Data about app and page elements

***

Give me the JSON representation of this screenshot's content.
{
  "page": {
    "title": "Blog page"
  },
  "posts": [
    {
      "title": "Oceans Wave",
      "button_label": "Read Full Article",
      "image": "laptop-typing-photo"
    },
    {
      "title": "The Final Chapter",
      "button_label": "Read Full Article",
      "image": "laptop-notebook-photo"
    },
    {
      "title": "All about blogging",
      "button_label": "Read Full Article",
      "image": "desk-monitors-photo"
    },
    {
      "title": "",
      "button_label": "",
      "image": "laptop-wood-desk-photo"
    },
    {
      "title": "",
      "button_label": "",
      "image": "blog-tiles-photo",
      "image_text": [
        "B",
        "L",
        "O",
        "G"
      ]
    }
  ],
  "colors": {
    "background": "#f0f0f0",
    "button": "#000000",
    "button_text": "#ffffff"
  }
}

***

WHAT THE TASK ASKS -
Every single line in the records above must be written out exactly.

EXPECTED OUTPUT -
Give me the JSON representation of this screenshot's content.
{
  "page": {
    "title": "Blog page"
  },
  "posts": [
    {
      "title": "Oceans Wave",
      "button_label": "Read Full Article",
      "image": "laptop-typing-photo"
    },
    {
      "title": "The Final Chapter",
      "button_label": "Read Full Article",
      "image": "laptop-notebook-photo"
    },
    {
      "title": "All about blogging",
      "button_label": "Read Full Article",
      "image": "desk-monitors-photo"
    },
    {
      "title": "",
      "button_label": "",
      "image": "laptop-wood-desk-photo"
    },
    {
      "title": "",
      "button_label": "",
      "image": "blog-tiles-photo",
      "image_text": [
        "B",
        "L",
        "O",
        "G"
      ]
    }
  ],
  "colors": {
    "background": "#f0f0f0",
    "button": "#000000",
    "button_text": "#ffffff"
  }
}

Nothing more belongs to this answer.